» **TASK GOAL**:
Each record below has to be printed verbatim.
[DATA FOR THIS EXERCISE — start]
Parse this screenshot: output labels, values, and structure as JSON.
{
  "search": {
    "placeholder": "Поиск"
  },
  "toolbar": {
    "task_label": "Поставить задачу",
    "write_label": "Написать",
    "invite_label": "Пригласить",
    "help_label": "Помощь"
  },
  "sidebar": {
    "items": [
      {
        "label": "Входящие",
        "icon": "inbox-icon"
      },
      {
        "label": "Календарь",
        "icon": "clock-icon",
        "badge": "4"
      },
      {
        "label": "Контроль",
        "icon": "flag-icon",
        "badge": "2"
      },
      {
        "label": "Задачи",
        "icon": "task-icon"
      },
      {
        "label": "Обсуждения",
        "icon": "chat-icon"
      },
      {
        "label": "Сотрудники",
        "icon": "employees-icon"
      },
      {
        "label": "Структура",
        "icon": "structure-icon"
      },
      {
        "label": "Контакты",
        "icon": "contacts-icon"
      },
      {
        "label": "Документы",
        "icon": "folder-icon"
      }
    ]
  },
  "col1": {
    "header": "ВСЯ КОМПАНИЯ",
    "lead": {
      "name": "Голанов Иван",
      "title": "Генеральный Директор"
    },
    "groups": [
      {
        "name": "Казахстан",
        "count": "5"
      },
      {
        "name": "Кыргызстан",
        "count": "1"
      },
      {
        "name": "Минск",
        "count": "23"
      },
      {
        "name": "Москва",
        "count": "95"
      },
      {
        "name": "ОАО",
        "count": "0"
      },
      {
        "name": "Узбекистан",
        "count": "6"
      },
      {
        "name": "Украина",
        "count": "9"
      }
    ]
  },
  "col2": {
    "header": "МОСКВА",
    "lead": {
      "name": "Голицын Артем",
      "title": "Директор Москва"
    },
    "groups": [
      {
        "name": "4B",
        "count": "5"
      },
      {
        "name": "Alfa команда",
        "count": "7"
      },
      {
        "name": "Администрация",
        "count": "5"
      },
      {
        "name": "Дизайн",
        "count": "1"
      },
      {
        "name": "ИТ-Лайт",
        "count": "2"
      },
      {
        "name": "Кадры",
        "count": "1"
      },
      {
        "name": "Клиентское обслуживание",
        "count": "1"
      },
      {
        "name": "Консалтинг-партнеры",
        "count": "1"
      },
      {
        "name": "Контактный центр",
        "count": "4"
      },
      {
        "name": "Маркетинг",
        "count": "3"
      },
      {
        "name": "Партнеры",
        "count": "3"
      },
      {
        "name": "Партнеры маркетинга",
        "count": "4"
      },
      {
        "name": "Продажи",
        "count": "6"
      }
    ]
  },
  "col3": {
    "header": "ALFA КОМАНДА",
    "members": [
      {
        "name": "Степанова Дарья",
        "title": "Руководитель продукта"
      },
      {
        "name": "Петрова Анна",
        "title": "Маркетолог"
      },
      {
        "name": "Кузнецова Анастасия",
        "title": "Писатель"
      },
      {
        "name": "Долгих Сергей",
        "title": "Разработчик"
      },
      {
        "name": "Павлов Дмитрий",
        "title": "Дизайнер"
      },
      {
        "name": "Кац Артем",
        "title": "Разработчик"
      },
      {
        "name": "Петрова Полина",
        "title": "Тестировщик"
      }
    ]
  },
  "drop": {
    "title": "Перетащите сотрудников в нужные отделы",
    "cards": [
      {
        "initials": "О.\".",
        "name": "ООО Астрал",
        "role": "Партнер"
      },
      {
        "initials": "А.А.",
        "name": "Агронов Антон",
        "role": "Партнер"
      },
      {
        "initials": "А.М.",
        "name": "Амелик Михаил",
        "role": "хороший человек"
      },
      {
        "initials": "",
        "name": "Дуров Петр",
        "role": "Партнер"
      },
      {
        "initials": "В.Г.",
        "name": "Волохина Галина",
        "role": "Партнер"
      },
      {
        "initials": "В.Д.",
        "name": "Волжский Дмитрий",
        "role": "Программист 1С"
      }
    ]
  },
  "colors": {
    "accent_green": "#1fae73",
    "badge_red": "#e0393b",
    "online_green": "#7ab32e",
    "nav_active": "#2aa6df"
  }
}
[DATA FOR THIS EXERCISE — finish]
» **COMPLETED TASK**:
Parse this screenshot: output labels, values, and structure as JSON.
{
  "search": {
    "placeholder": "Поиск"
  },
  "toolbar": {
    "task_label": "Поставить задачу",
    "write_label": "Написать",
    "invite_label": "Пригласить",
    "help_label": "Помощь"
  },
  "sidebar": {
    "items": [
      {
        "label": "Входящие",
        "icon": "inbox-icon"
      },
      {
        "label": "Календарь",
        "icon": "clock-icon",
        "badge": "4"
      },
      {
        "label": "Контроль",
        "icon": "flag-icon",
        "badge": "2"
      },
      {
        "label": "Задачи",
        "icon": "task-icon"
      },
      {
        "label": "Обсуждения",
        "icon": "chat-icon"
      },
      {
        "label": "Сотрудники",
        "icon": "employees-icon"
      },
      {
        "label": "Структура",
        "icon": "structure-icon"
      },
      {
        "label": "Контакты",
        "icon": "contacts-icon"
      },
      {
        "label": "Документы",
        "icon": "folder-icon"
      }
    ]
  },
  "col1": {
    "header": "ВСЯ КОМПАНИЯ",
    "lead": {
      "name": "Голанов Иван",
      "title": "Генеральный Директор"
    },
    "groups": [
      {
        "name": "Казахстан",
        "count": "5"
      },
      {
        "name": "Кыргызстан",
        "count": "1"
      },
      {
        "name": "Минск",
        "count": "23"
      },
      {
        "name": "Москва",
        "count": "95"
      },
      {
        "name": "ОАО",
        "count": "0"
      },
      {
        "name": "Узбекистан",
        "count": "6"
      },
      {
        "name": "Украина",
        "count": "9"
      }
    ]
  },
  "col2": {
    "header": "МОСКВА",
    "lead": {
      "name": "Голицын Артем",
      "title": "Директор Москва"
    },
    "groups": [
      {
        "name": "4B",
        "count": "5"
      },
      {
        "name": "Alfa команда",
        "count": "7"
      },
      {
        "name": "Администрация",
        "count": "5"
      },
      {
        "name": "Дизайн",
        "count": "1"
      },
      {
        "name": "ИТ-Лайт",
        "count": "2"
      },
      {
        "name": "Кадры",
        "count": "1"
      },
      {
        "name": "Клиентское обслуживание",
        "count": "1"
      },
      {
        "name": "Консалтинг-партнеры",
        "count": "1"
      },
      {
        "name": "Контактный центр",
        "count": "4"
      },
      {
        "name": "Маркетинг",
        "count": "3"
      },
      {
        "name": "Партнеры",
        "count": "3"
      },
      {
        "name": "Партнеры маркетинга",
        "count": "4"
      },
      {
        "name": "Продажи",
        "count": "6"
      }
    ]
  },
  "col3": {
    "header": "ALFA КОМАНДА",
    "members": [
      {
        "name": "Степанова Дарья",
        "title": "Руководитель продукта"
      },
      {
        "name": "Петрова Анна",
        "title": "Маркетолог"
      },
      {
        "name": "Кузнецова Анастасия",
        "title": "Писатель"
      },
      {
        "name": "Долгих Сергей",
        "title": "Разработчик"
      },
      {
        "name": "Павлов Дмитрий",
        "title": "Дизайнер"
      },
      {
        "name": "Кац Артем",
        "title": "Разработчик"
      },
      {
        "name": "Петрова Полина",
        "title": "Тестировщик"
      }
    ]
  },
  "drop": {
    "title": "Перетащите сотрудников в нужные отделы",
    "cards": [
      {
        "initials": "О.\".",
        "name": "ООО Астрал",
        "role": "Партнер"
      },
      {
        "initials": "А.А.",
        "name": "Агронов Антон",
        "role": "Партнер"
      },
      {
        "initials": "А.М.",
        "name": "Амелик Михаил",
        "role": "хороший человек"
      },
      {
        "initials": "",
        "name": "Дуров Петр",
        "role": "Партнер"
      },
      {
        "initials": "В.Г.",
        "name": "Волохина Галина",
        "role": "Партнер"
      },
      {
        "initials": "В.Д.",
        "name": "Волжский Дмитрий",
        "role": "Программист 1С"
      }
    ]
  },
  "colors": {
    "accent_green": "#1fae73",
    "badge_red": "#e0393b",
    "online_green": "#7ab32e",
    "nav_active": "#2aa6df"
  }
}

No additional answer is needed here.